The labour market crisis prompted by the Covid-19 pandemic has not only created wide-scale unemployment and threatened business continuity, it has also exposed the gaps in safety nets for workers around the world.
Now that many countries are embarking on the road to recovery, it is important to leverage the lessons learned from the actions of governments and businesses in response to the crisis. We need to create new frameworks that will be able to better mitigate economic disruption and cushion the impact for all workers – regardless of their employment contract or status.
Agency work is a bellwether for labour markets. One of the first sectors hit in times of crisis, it is also one of the first to be able to adapt and jump back into action when the economy revives. Many governments identified the key role that private employment services played in the first weeks of the Covid-19 crisis through reallocating displaced workers to sectors with immediate labour demand – even loosening previous restrictions in order to speed-up that demand. Several jurisdictions classified the agency work sector as ‘essential’ to ensure that staffing agencies could continue to operate in lockdown and provide employment in critical sectors such as healthcare, transport & logistics, retail and private security.
Globally, some 50 million people find work each year through the private employment services sector and its 2.4 million career and recruitment specialists working through 160,000 agencies. The sector can support society and speed the recovery through increased labour market participation, efficient matching of supply and demand for workers, career guidance and skilling.
We do this working with business and worker organisations and through social dialogue and private-public engagement. Our sector is ready to play its part, but the cooperation of all labour markets actors will be essential to shape the Road to Recovery in the wake of the pandemic.
In ‘Covid-19: The Road to Recovery’, the World Employment Confederation calls for some key policy actions to enable the global private employment services industry to play its part in supporting the revival.
Firstly, we need a framework for activation and transition, ensuring agency work and other diverse forms of work to support job growth. Labour institutions need to support this agility, promote partnerships between public and private employment services and lift any unjustified restrictions on agency work. Public resources also need to be allocated towards skilling.

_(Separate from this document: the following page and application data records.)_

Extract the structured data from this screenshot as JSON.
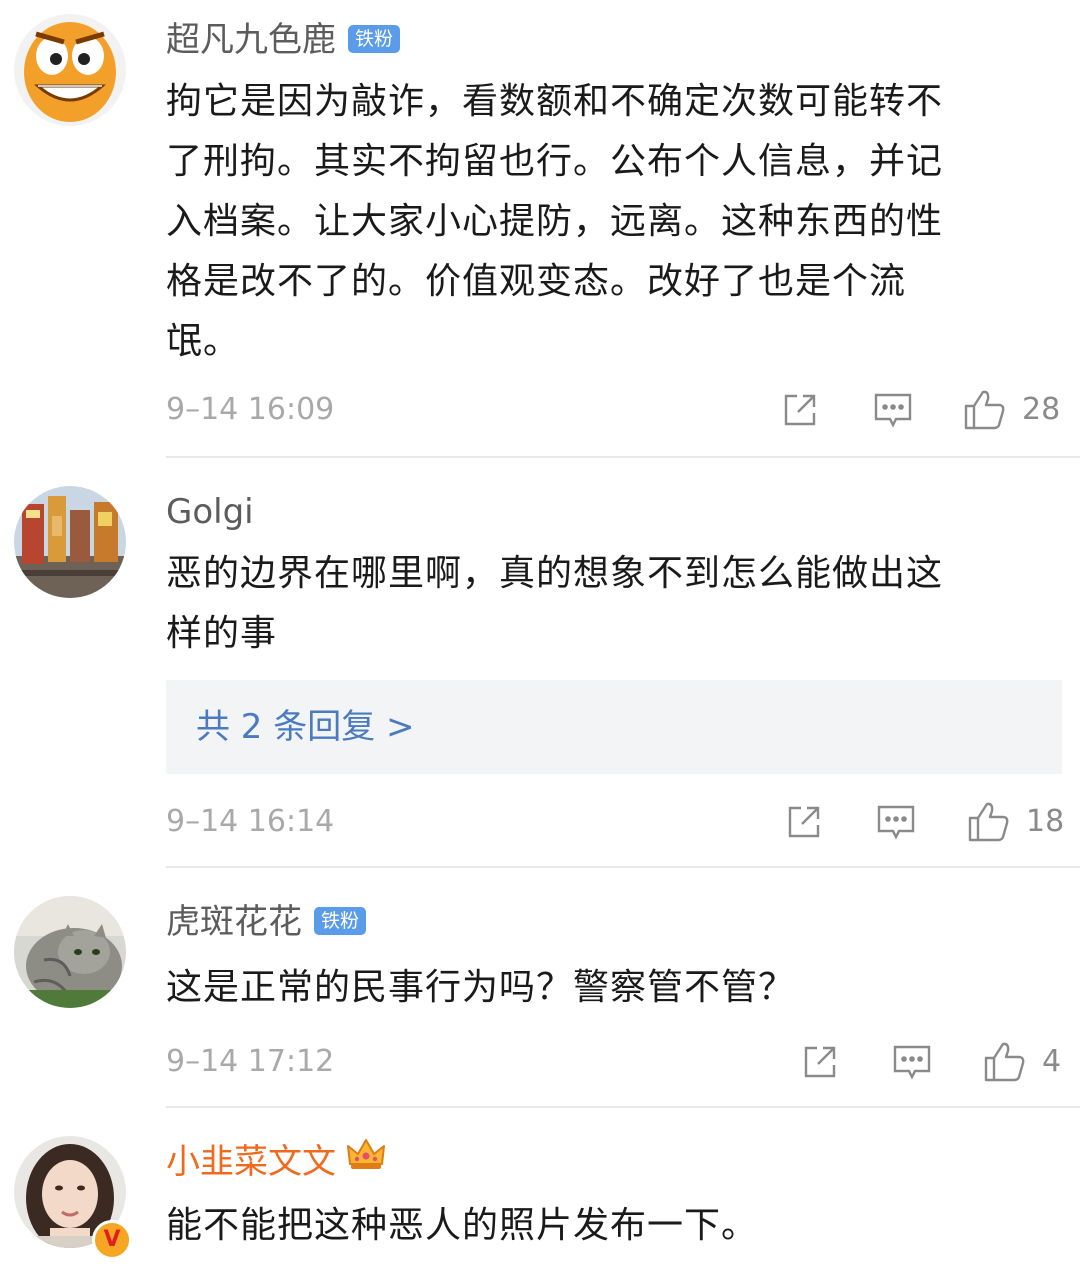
{
  "comments": [
    {
      "username": "超凡九色鹿",
      "badge": "铁粉",
      "lines": [
        "拘它是因为敲诈，看数额和不确定次数可能转不",
        "了刑拘。其实不拘留也行。公布个人信息，并记",
        "入档案。让大家小心提防，远离。这种东西的性",
        "格是改不了的。价值观变态。改好了也是个流",
        "氓。"
      ],
      "time": "9–14 16:09",
      "likes": "28"
    },
    {
      "username": "Golgi",
      "lines": [
        "恶的边界在哪里啊，真的想象不到怎么能做出这",
        "样的事"
      ],
      "replies_label": "共 2 条回复 >",
      "time": "9–14 16:14",
      "likes": "18"
    },
    {
      "username": "虎斑花花",
      "badge": "铁粉",
      "lines": [
        "这是正常的民事行为吗？警察管不管？"
      ],
      "time": "9–14 17:12",
      "likes": "4"
    },
    {
      "username": "小韭菜文文",
      "lines": [
        "能不能把这种恶人的照片发布一下。"
      ],
      "verified_label": "V"
    }
  ],
  "icons": {
    "share": "share-icon",
    "comment": "comment-icon",
    "like": "thumbs-up-icon",
    "crown": "crown-icon"
  },
  "colors": {
    "badge": "#5a9bea",
    "vip_name": "#f06a1e",
    "reply_link": "#4a7bc0"
  }
}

Next, safety nets need to be reformed to ensure that all workers have access to effective transition and income support as they take cautious steps back into the labour market. This crisis has shown us that basic minimum protections need to be available to people, irrespective of how they engage with work.
We must also speed up Social Innovation to ensure this access to minimum levels of protection. A key lesson learned from the crisis is that schemes such as those for unemployment, sick-leave and reducing working time are inadequately available and are not tailored to that majority of global workers who work outside of an open-ended full-time contract. Fixing this has been ‘work in progress’ for far too long.
Now is the time to accept that diverse work forms sustain employment for all and that the benefits, costs and risks must be shared proportionately. The agency sector experience offers inspiration for the reform of social protection schemes. Across the world the private employment services industry has put in place specific protections for agency workers. These mechanisms have tailored their support to a group of workers that inherently work across various sectors, jobs, and businesses.
Finally, future policy frameworks should also integrate lessons learned regarding the operational and digital conditions enacted for safe working and re-allocation across the labour market. This means maintaining and increasing digital infrastructure and flexible solutions that allow for remote working, matching and skilling such as Online Training, eSignatures, online identification, and skill checks.
As the first signs of recovery start to appear, so businesses will turn to agency work to support them in navigating ongoing uncertainty. The private employment services industry is prepared and stands ready to seize the opportunity, support our economies and deliver innovative approaches that will get global labour markets up and running again.
Managing Director, World Employment Confederation